Follow Valeria on twitter to find out more about her research: @VallllPaz
SESC Secretary & Membership Coordinator
Emily Szott, Masters Student, University of North Florida
Department of Biology
1 UNF Dr., Building 59
Jacksonville, FL 32224
Email: email@example.com; Phone: 708-745-0978
I am a first-year graduate student originally from Chicago, Illinois. I am getting my Masters of Science in Biology from the University of North Florida. I am in Dr. Quincy Gibson’s dolphin research lab and am researching the spatial and social patterns of the dolphins in the St. Johns River.
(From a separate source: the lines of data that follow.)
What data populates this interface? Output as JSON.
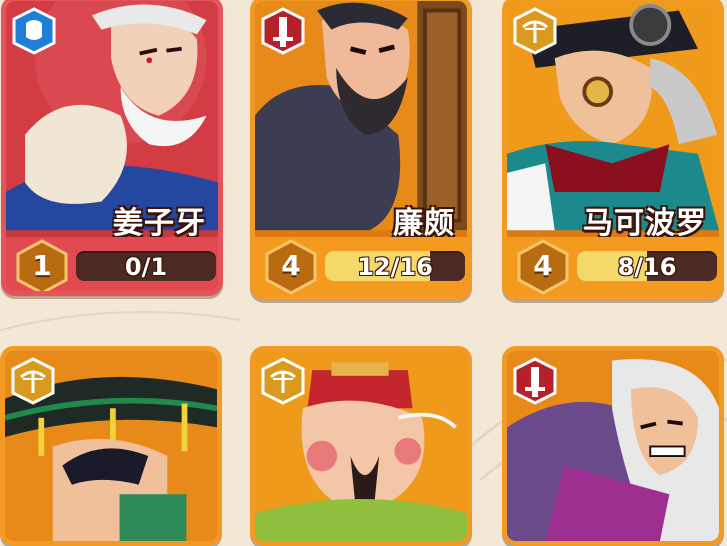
{
  "cards": [
    {
      "name": "姜子牙",
      "level": "1",
      "progress": "0/1",
      "progress_fraction": 0.0,
      "type_icon": "shield-icon",
      "theme": "red"
    },
    {
      "name": "廉颇",
      "level": "4",
      "progress": "12/16",
      "progress_fraction": 0.75,
      "type_icon": "sword-icon",
      "theme": "gold"
    },
    {
      "name": "马可波罗",
      "level": "4",
      "progress": "8/16",
      "progress_fraction": 0.5,
      "type_icon": "crossbow-icon",
      "theme": "gold"
    },
    {
      "name": "",
      "level": "",
      "progress": "",
      "type_icon": "crossbow-icon",
      "theme": "gold"
    },
    {
      "name": "",
      "level": "",
      "progress": "",
      "type_icon": "crossbow-icon",
      "theme": "gold"
    },
    {
      "name": "",
      "level": "",
      "progress": "",
      "type_icon": "sword-icon",
      "theme": "gold"
    }
  ],
  "colors": {
    "red_card": "#c9373f",
    "gold_card": "#dd7a12",
    "background": "#f3e7d6",
    "progress_fill": "#f4d86a"
  }
}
In my free time, I enjoy scuba diving, kayaking, or just relaxing with a good book.
Errol Ronje, Masters Student, University of Florida
School of Forest Resources & Conservation
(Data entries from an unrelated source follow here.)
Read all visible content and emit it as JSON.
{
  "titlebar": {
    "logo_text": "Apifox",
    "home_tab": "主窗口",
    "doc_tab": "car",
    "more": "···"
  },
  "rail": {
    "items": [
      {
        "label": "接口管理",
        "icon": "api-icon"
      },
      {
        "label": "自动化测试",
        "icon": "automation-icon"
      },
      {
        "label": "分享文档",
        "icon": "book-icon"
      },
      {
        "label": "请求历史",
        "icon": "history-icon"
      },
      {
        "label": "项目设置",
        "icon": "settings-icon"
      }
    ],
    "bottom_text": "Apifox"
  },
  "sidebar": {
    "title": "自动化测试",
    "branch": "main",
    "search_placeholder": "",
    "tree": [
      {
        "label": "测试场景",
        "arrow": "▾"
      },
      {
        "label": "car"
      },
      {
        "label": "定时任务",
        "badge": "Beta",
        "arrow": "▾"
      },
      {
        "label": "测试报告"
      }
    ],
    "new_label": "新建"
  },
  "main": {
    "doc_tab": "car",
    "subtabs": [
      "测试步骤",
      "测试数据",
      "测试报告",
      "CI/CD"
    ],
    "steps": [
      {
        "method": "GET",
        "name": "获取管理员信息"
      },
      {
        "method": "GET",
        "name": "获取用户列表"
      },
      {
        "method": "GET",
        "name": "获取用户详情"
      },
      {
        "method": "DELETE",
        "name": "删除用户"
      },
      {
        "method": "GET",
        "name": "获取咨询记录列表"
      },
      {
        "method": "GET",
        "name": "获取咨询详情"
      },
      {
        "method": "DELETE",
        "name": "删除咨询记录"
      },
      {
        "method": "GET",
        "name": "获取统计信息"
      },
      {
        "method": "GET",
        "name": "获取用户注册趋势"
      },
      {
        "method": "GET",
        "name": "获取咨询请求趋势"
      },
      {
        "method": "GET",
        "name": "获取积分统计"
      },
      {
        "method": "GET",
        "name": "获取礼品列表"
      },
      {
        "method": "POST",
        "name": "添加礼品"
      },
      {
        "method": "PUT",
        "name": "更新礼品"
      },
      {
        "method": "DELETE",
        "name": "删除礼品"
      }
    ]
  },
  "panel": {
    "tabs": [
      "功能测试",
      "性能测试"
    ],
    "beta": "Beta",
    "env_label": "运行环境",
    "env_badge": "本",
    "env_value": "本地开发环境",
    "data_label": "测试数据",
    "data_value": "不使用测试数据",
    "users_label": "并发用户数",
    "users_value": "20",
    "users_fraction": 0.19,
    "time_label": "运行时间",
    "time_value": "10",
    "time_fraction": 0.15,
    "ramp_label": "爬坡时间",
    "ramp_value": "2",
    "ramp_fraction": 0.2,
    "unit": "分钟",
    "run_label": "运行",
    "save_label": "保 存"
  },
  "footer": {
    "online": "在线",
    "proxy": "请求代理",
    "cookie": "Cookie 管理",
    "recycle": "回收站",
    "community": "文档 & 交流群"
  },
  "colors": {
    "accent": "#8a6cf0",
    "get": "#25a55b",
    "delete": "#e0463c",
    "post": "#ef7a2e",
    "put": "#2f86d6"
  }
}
Fisheries & Aquatic Sciences
PO Box 110600
7922 NW 71 st Street
Gainesville, FL 32653
Email: firstname.lastname@example.org; Phone: 832-453-9987
I am from the Galveston, TX area but now live in Pascagoula, MS where I work with the National Marine Fisheries Service (NMFS) in the protected species unit, specifically the marine mammal department. My primary interests are bottlenose dolphin populations in the Gulf of Mexico.
I am pursuing a master’s degree at the University of Florida in population ecology. My thesis focuses on the bottlenose dolphin metapopulation of North Texas. Having conducted photo-ID mark-recapture surveys in these areas from 2014-2017, I hope to analyze the data we collected with mark-recapture techniques within a framework of metapopulation theory.
Iske Larkin, PhD (SMM Member)
Lecturer & Education Coordinator College of Veterinary Medicine University of Florida PO Box 100136 2015 SW 16th Ave Gainesville, Florida 32610
Email: email@example.com; Phone: 352-294-4095
Mithriel MacKay, PhD (SMM Member)
Director of Research and Education for the Marine and Coastal Ecology Research Center Inc.
Puerto Rico Address:
21 Munoz Rivera, P.O Box 1715
Boquerón, PR 00622
7006 SW 45th Ave,
Gainesville, FL 32608
Email: Mithriel@Marine-Eco.org; Phone: 830-688-9878
Founding Member: Christina Toms (University of Central Florida); Christina.firstname.lastname@example.org
Past Leadership: Jonathan Cowart (University of Florida), Jessica Jacob (University of Florida), Malin Lilley (University of Southern Mississippi), Amber De Vere (University of Southern Mississippi)